» WHAT YOU ARE ASKED TO DO
Only the lines from the one containing "What's the underlying" to the end of the data should be copied, exactly and without pictures.

Element data from apps and pages

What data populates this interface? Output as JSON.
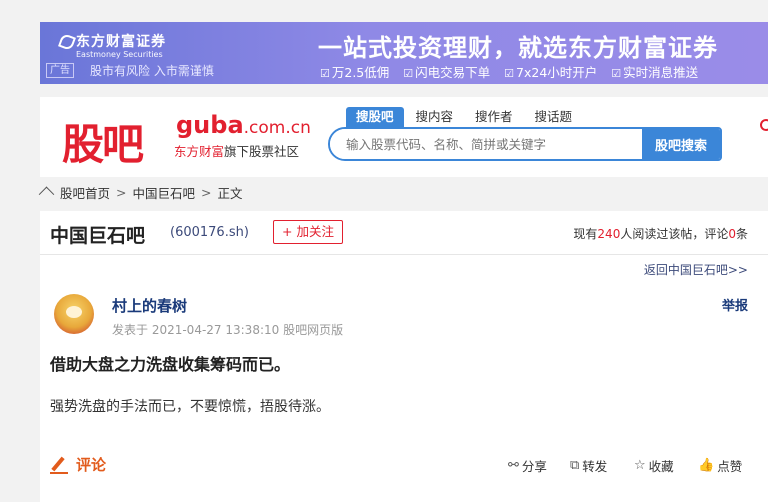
{
  "banner": {
    "logo_cn": "东方财富证券",
    "logo_en": "Eastmoney Securities",
    "ad_tag": "广告",
    "risk": "股市有风险 入市需谨慎",
    "slogan": "一站式投资理财，就选东方财富证券",
    "features": [
      "万2.5低佣",
      "闪电交易下单",
      "7x24小时开户",
      "实时消息推送"
    ]
  },
  "header": {
    "brand": "股吧",
    "guba": "guba",
    "domain": ".com.cn",
    "sub_brand": "东方财富",
    "sub_text": "旗下股票社区",
    "tabs": [
      "搜股吧",
      "搜内容",
      "搜作者",
      "搜话题"
    ],
    "search_placeholder": "输入股票代码、名称、简拼或关键字",
    "search_button": "股吧搜索"
  },
  "breadcrumb": {
    "home": "股吧首页",
    "bar": "中国巨石吧",
    "current": "正文",
    "sep": ">"
  },
  "post": {
    "bar_name": "中国巨石吧",
    "bar_code": "(600176.sh)",
    "follow": "+ 加关注",
    "stats_prefix": "现有",
    "readers": "240",
    "stats_mid": "人阅读过该帖，评论",
    "comments": "0",
    "stats_suffix": "条",
    "return_link": "返回中国巨石吧>>",
    "author": "村上的春树",
    "report": "举报",
    "meta": "发表于 2021-04-27 13:38:10 股吧网页版",
    "title": "借助大盘之力洗盘收集筹码而已。",
    "body": "强势洗盘的手法而已，不要惊慌，捂股待涨。",
    "comment_label": "评论",
    "actions": {
      "share": "分享",
      "repost": "转发",
      "collect": "收藏",
      "like": "点赞"
    }
  }
}
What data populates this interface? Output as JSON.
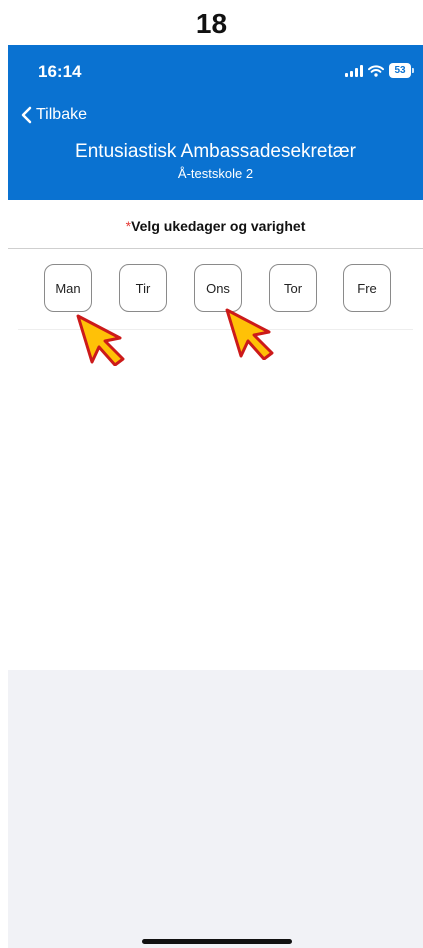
{
  "page_number": "18",
  "status_bar": {
    "time": "16:14",
    "battery": "53"
  },
  "nav": {
    "back_label": "Tilbake"
  },
  "header": {
    "title": "Entusiastisk Ambassadesekretær",
    "subtitle": "Å-testskole 2"
  },
  "section": {
    "required_marker": "*",
    "label": "Velg ukedager og varighet"
  },
  "days": [
    "Man",
    "Tir",
    "Ons",
    "Tor",
    "Fre"
  ],
  "colors": {
    "header_bg": "#0a72d1",
    "required": "#e53935",
    "cursor_fill": "#ffc107",
    "cursor_stroke": "#cc1a1a"
  }
}
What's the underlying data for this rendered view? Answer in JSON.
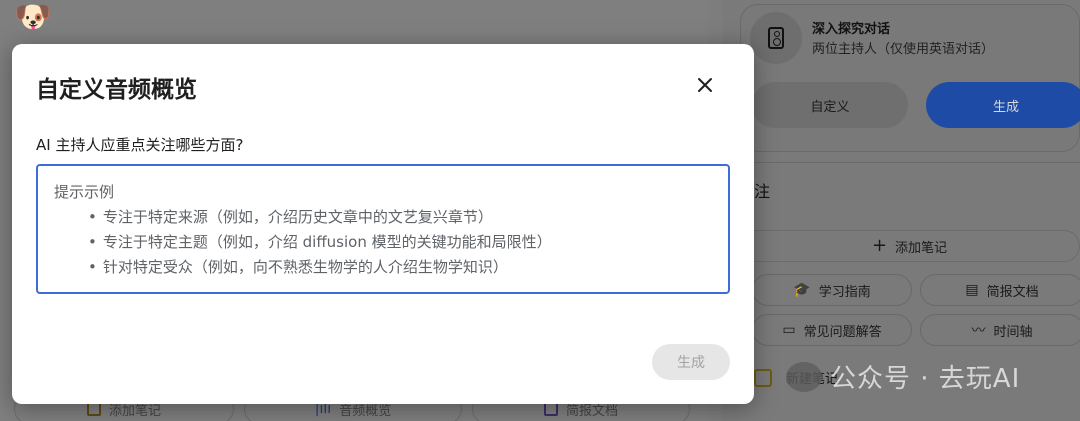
{
  "background": {
    "bottom_chips": [
      "添加笔记",
      "音频概览",
      "简报文档"
    ],
    "audio": {
      "title": "深入探究对话",
      "subtitle": "两位主持人（仅使用英语对话）",
      "customize_label": "自定义",
      "generate_label": "生成"
    },
    "notes": {
      "title_fragment": "注",
      "add_note_label": "添加笔记",
      "chips": [
        "学习指南",
        "简报文档",
        "常见问题解答",
        "时间轴"
      ],
      "new_note_label": "新建笔记"
    },
    "watermark": "公众号 · 去玩AI"
  },
  "modal": {
    "title": "自定义音频概览",
    "question": "AI 主持人应重点关注哪些方面?",
    "prompt_header": "提示示例",
    "prompt_examples": [
      "专注于特定来源（例如，介绍历史文章中的文艺复兴章节）",
      "专注于特定主题（例如，介绍 diffusion 模型的关键功能和局限性）",
      "针对特定受众（例如，向不熟悉生物学的人介绍生物学知识）"
    ],
    "generate_label": "生成"
  },
  "colors": {
    "accent_blue": "#3d6ed6",
    "overlay_gray": "#7d7d7d",
    "disabled_button": "#e6e6e6"
  }
}
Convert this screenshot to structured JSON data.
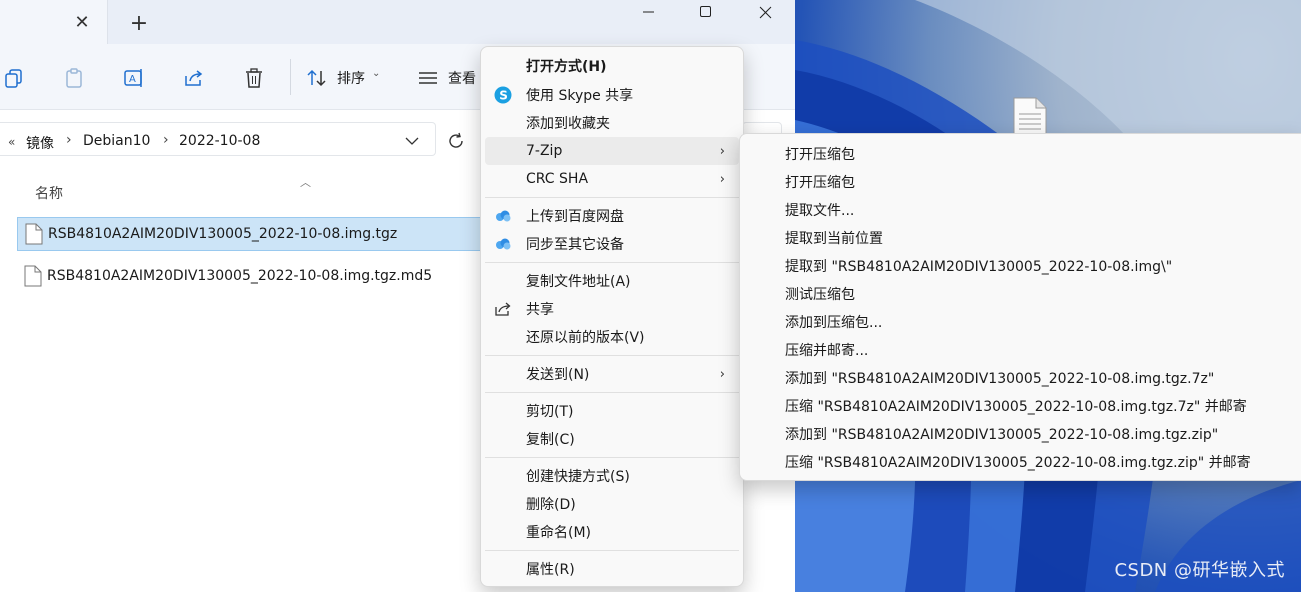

» ANSWER TO THIS PROBLEM
What's the underlying data for this rendered view? Answer in JSON.
{
  "background": {
    "bottom_chips": [
      "添加笔记",
      "音频概览",
      "简报文档"
    ],
    "audio": {
      "title": "深入探究对话",
      "subtitle": "两位主持人（仅使用英语对话）",
      "customize_label": "自定义",
      "generate_label": "生成"
    },
    "notes": {
      "title_fragment": "注",
      "add_note_label": "添加笔记",
      "chips": [
        "学习指南",
        "简报文档",
        "常见问题解答",
        "时间轴"
      ],
      "new_note_label": "新建笔记"
    },
    "watermark": "公众号 · 去玩AI"
  },
  "modal": {
    "title": "自定义音频概览",
    "question": "AI 主持人应重点关注哪些方面?",
    "prompt_header": "提示示例",
    "prompt_examples": [
      "专注于特定来源（例如，介绍历史文章中的文艺复兴章节）",
      "专注于特定主题（例如，介绍 diffusion 模型的关键功能和局限性）",
      "针对特定受众（例如，向不熟悉生物学的人介绍生物学知识）"
    ],
    "generate_label": "生成"
  },
  "colors": {
    "accent_blue": "#3d6ed6",
    "overlay_gray": "#7d7d7d",
    "disabled_button": "#e6e6e6"
  }
}
Convert this screenshot to structured JSON data.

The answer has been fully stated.